Kurdish Women Protest After Being Told by Turkish-Backed Militias to Wear the Hijab
Dean Baker
When Both Men and Women Drop Out of the Labor Force, Why Do Economists Only Ask About Men?
Bruce Lerro
Big Brother Facebook: Drawing Down the Iron Curtain on Yankeedom
June 20, 2018
Henry Giroux
Trump’s War on Children is an act of State Terrorism
Bill Hackwell
Unprecedented Cruelty Against Immigrants and Their Children
Paul Atwood
“What?
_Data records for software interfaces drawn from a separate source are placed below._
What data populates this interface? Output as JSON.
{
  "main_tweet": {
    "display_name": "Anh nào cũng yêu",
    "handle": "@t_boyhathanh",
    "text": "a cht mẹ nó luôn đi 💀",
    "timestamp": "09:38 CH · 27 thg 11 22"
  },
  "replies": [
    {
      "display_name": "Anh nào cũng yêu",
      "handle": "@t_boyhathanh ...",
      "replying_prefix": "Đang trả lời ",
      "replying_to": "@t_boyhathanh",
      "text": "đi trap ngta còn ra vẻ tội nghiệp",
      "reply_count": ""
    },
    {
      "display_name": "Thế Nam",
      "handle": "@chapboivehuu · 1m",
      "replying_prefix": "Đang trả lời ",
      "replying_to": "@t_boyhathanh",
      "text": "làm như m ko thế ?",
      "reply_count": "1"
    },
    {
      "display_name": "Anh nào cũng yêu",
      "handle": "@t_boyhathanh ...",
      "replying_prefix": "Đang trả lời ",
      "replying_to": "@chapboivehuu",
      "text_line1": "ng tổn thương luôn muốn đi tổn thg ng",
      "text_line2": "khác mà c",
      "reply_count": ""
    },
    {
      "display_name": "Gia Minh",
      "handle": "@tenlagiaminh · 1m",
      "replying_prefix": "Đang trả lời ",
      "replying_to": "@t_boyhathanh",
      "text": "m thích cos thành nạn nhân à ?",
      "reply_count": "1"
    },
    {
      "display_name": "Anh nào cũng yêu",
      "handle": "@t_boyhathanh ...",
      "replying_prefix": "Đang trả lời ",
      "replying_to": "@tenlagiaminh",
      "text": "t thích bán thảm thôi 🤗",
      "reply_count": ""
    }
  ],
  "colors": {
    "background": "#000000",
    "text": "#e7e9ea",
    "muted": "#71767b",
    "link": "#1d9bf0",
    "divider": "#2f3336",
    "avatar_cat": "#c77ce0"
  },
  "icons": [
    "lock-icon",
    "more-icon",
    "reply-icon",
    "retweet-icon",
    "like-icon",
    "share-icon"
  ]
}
You Think We’re So Innocent?”
Nicola Perugini
The Palestinian Tipping Point
K.J. Noh
Destiny and Daring: South Korean President Moon Jae-In’s Impossible Journey Towards Peace
Gary Leupp
Jeff Sessions and St. Paul’s Clear and Wise Commands
M. G. Piety
On Speaking Small Truths to Power
Dave Lindorff
Some Straight Talk for Younger People on Social Security (and Medicare too)
George Wuerthner
The Public Value of Forests as Carbon Reserves
CJ Hopkins
Confession of a Putin-Nazi Denialist
David Schultz
Less Than Fundamental:  the Myth of Voting Rights in America
Rohullah Naderi
The West’s Over-Publicized Development Achievements in Afghanistan 
Dan Bacher
California Lacks Real Marine Protection as Offshore Drilling Expands in State Waters
Lori Hanson – Miguel Gomez
The Students of Nicaragua’s April Uprising
Russell Mokhiber
Are Corporations Behind Frivolous Lawsuits Against Corporations?
Michael Welton
Infusing Civil Society With Hope for a Better World
June 19, 2018
Ann Robertson - Bill Leumer
We Can Thank Top Union Officials for Trump
Lawrence Davidson
The Republican Party Falls Apart, the Democrats Get Stuck
Sheldon Richman
Trump, North Korea, and Iran
Richard Rubenstein
Trump the (Shakespearean) Fool: a New Look at the Dynamics of Trumpism
Kevin Zeese - Margaret Flowers
Protect Immigrant Rights; End the Crises That Drive Migration
Gary Leupp
Norway: Just Withdraw From NATO
Kristine Mattis
Nerd Culture, Adultolescence, and the Abdication of Social Priorities
Mike Garrity
The Forest Service Should Not be Above the Law
Colin Todhunter
Pro-GMO Activism And Smears Masquerade As Journalism: From Seralini To Jairam Ramesh, Aruna Rodrigues Puts The Record Straight
Doug Rawlings
Does the Burns/Novick Vietnam Documentary Deserve an Emmy?
Kenneth Surin
2018 Electioneering in Appalachian Virginia
Nino Pagliccia
Chrystia Freeland Fails to See the Emerging Multipolar World
John Forte
Stuart Hall and Us
June 18, 2018
Paul Street
Denuclearize the United States? An Unthinkable Thought
FacebookTwitterGoogle+RedditEmail